Like many people I know, I have felt fucking terrified since the results of Tuesday's US presidential election were revealed. And that's the nicest way I can think of to say it. I also know that I'm not alone in that feeling. From my friend who had to explain to his son that nothing will happen to his family with two dads...while all the while knowing we have a VP who thinks we can electrocute people straight. To our district ELL coordinator who spent the day reassuring students. To my bff, who is black and has seen so many tenuous steps toward equity. To a teacher who told me today that her daughter doesn't know where it will be safe to go to college given the repudiation of women the vote represents.
Two of my favourite Jennifers (Borgioli Binis and Orr) have recently posted some reflections on the aftermath of the election and moving forward. Orr, as a classroom teacher, keeps her focus exactly where you would hope it would be: supporting students. Borgioli Binis sets the stage for peer-to-peer conversations.
And I am currently pondering the next level in the system: How do we as administrators or district leaders support discourse among staff? I do think it's good for kids to see that we can disagree on some things, but agree on others...that we can engage in healthy conversation. I also think that some of the differences in opinion in this case are so personal and fundamental, so strongly tied to one's own core values, that finding common ground might be impossible.
I had a teacher confide in me today that she felt like the election result was ripping apart her staff. She was horrified that her peers would be so open about anxious they were for the deporting to begin of immigrant families who send students to her school. The truth, of course, is that those opinions were always there working in the classroom next to hers, they just weren't openly expressed. And now she knows things about the adults in her building that she doesn't want to know...and can't set aside. She is too afraid to engage in conversation with them, even though she knows she needs to. She knows that white, protestant, women...like the ones who fill her school...didn't vote for Hillary. To make change in the future, she has to create change in thinking with them.

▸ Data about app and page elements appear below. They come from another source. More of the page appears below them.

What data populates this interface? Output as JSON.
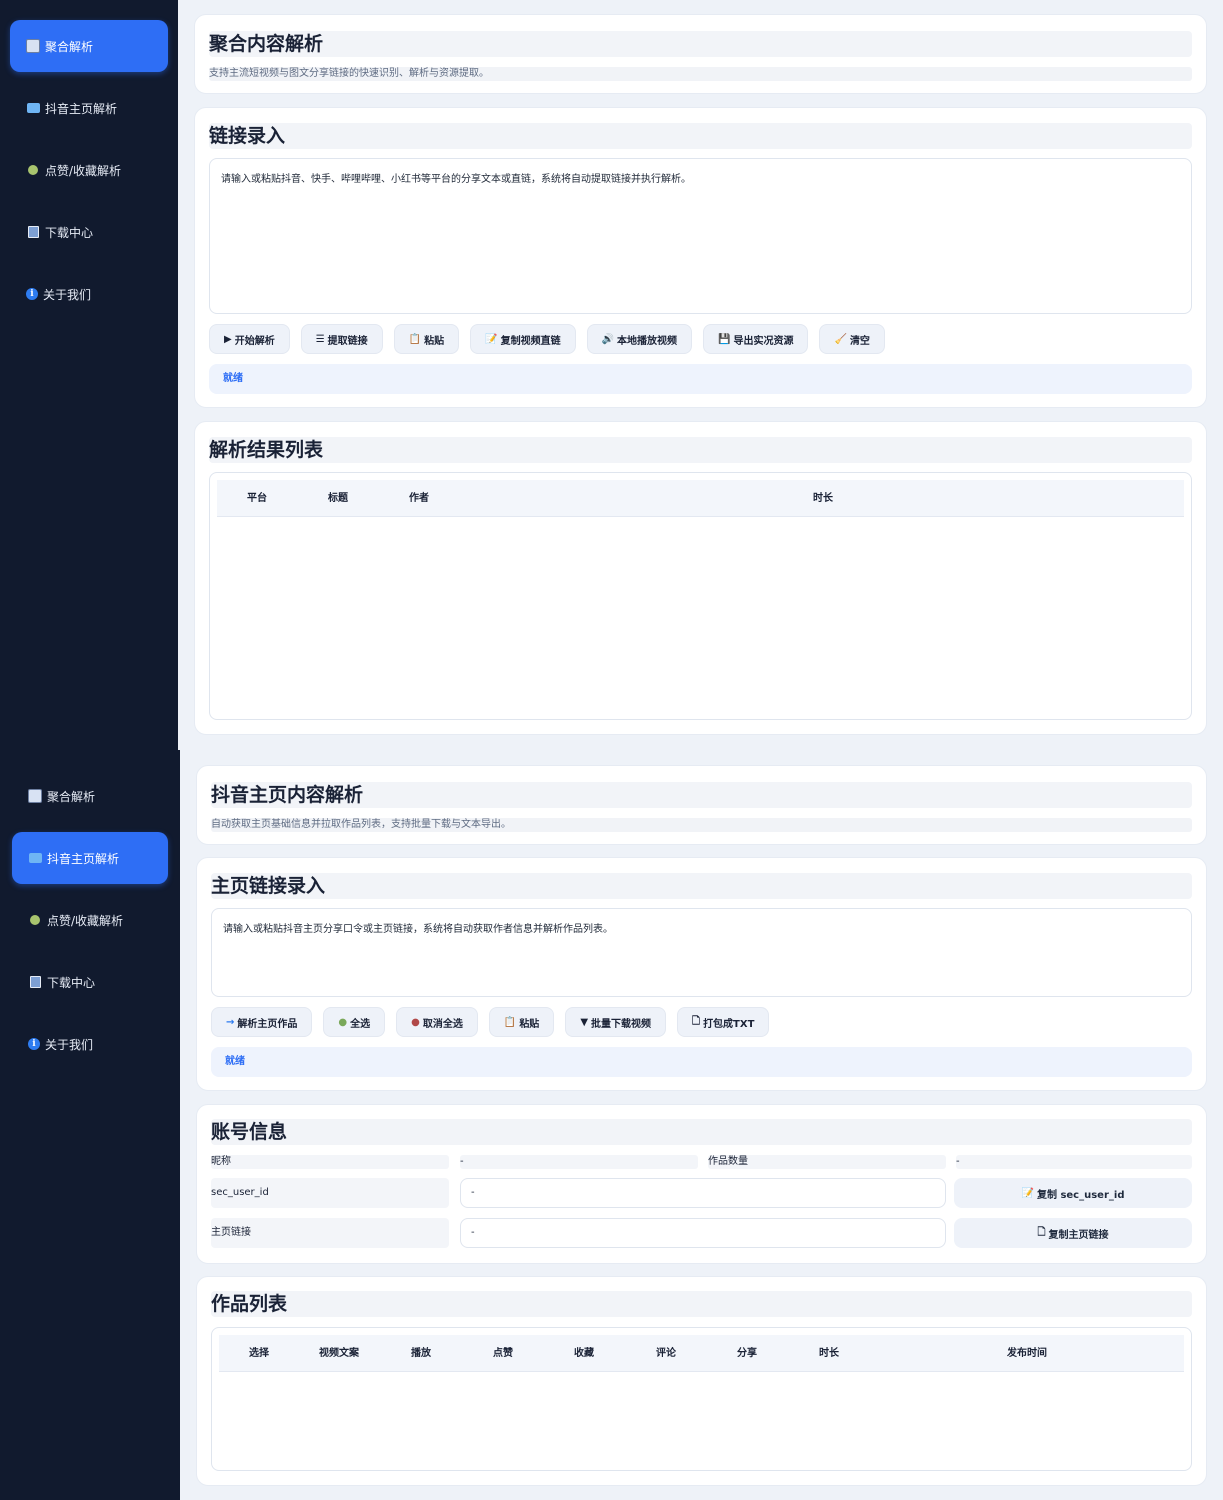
{
  "screen1": {
    "sidebar": {
      "items": [
        {
          "label": "聚合解析",
          "icon": "document-icon",
          "active": true
        },
        {
          "label": "抖音主页解析",
          "icon": "folder-icon",
          "active": false
        },
        {
          "label": "点赞/收藏解析",
          "icon": "dot-icon",
          "active": false
        },
        {
          "label": "下载中心",
          "icon": "save-icon",
          "active": false
        },
        {
          "label": "关于我们",
          "icon": "info-icon",
          "active": false
        }
      ]
    },
    "header": {
      "title": "聚合内容解析",
      "subtitle": "支持主流短视频与图文分享链接的快速识别、解析与资源提取。"
    },
    "input_card": {
      "title": "链接录入",
      "placeholder": "请输入或粘贴抖音、快手、哔哩哔哩、小红书等平台的分享文本或直链，系统将自动提取链接并执行解析。",
      "buttons": [
        {
          "icon": "▶",
          "label": "开始解析"
        },
        {
          "icon": "☰",
          "label": "提取链接"
        },
        {
          "icon": "📋",
          "label": "粘贴"
        },
        {
          "icon": "📝",
          "label": "复制视频直链"
        },
        {
          "icon": "🔊",
          "label": "本地播放视频"
        },
        {
          "icon": "💾",
          "label": "导出实况资源"
        },
        {
          "icon": "🧹",
          "label": "清空"
        }
      ],
      "status": "就绪"
    },
    "results_card": {
      "title": "解析结果列表",
      "columns": [
        "平台",
        "标题",
        "作者",
        "时长"
      ]
    }
  },
  "screen2": {
    "sidebar": {
      "items": [
        {
          "label": "聚合解析",
          "icon": "document-icon",
          "active": false
        },
        {
          "label": "抖音主页解析",
          "icon": "folder-icon",
          "active": true
        },
        {
          "label": "点赞/收藏解析",
          "icon": "dot-icon",
          "active": false
        },
        {
          "label": "下载中心",
          "icon": "save-icon",
          "active": false
        },
        {
          "label": "关于我们",
          "icon": "info-icon",
          "active": false
        }
      ]
    },
    "header": {
      "title": "抖音主页内容解析",
      "subtitle": "自动获取主页基础信息并拉取作品列表，支持批量下载与文本导出。"
    },
    "input_card": {
      "title": "主页链接录入",
      "placeholder": "请输入或粘贴抖音主页分享口令或主页链接，系统将自动获取作者信息并解析作品列表。",
      "buttons": [
        {
          "icon": "→",
          "label": "解析主页作品"
        },
        {
          "icon": "●",
          "label": "全选"
        },
        {
          "icon": "●",
          "label": "取消全选"
        },
        {
          "icon": "📋",
          "label": "粘贴"
        },
        {
          "icon": "▼",
          "label": "批量下载视频"
        },
        {
          "icon": "🗋",
          "label": "打包成TXT"
        }
      ],
      "status": "就绪"
    },
    "account_card": {
      "title": "账号信息",
      "nickname_label": "昵称",
      "nickname_value": "-",
      "works_label": "作品数量",
      "works_value": "-",
      "sec_user_id_label": "sec_user_id",
      "sec_user_id_value": "-",
      "copy_sec_label": "复制 sec_user_id",
      "homepage_label": "主页链接",
      "homepage_value": "-",
      "copy_home_label": "复制主页链接"
    },
    "works_card": {
      "title": "作品列表",
      "columns": [
        "选择",
        "视频文案",
        "播放",
        "点赞",
        "收藏",
        "评论",
        "分享",
        "时长",
        "发布时间"
      ]
    }
  },
  "colors": {
    "sidebar_bg": "#111a2e",
    "accent": "#2e6ef5",
    "page_bg": "#eef2f8"
  }
}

I wondered how many principals were seeing this in their schools...staffs divided by the results. And yes, I know that elections happen every four years and that there are always winners and losers. But something this time around feels very different. The campaigning was just so vile and ugly by the candidate who won. Were we, as leaders, prepared for the outcome (either way) and how this would affect relationships among our staff? What do we do next to ensure that friendships and collegial efforts stay strong and focused on what's best for kids? How do we help teachers who may have lost trust or respect for their peers (who may not know this) move forward with them?
This is what I'm pondering over the long weekend while I engage in some self-care and think about my own path forward. I am scared that there will not be a light to find in all of this dark.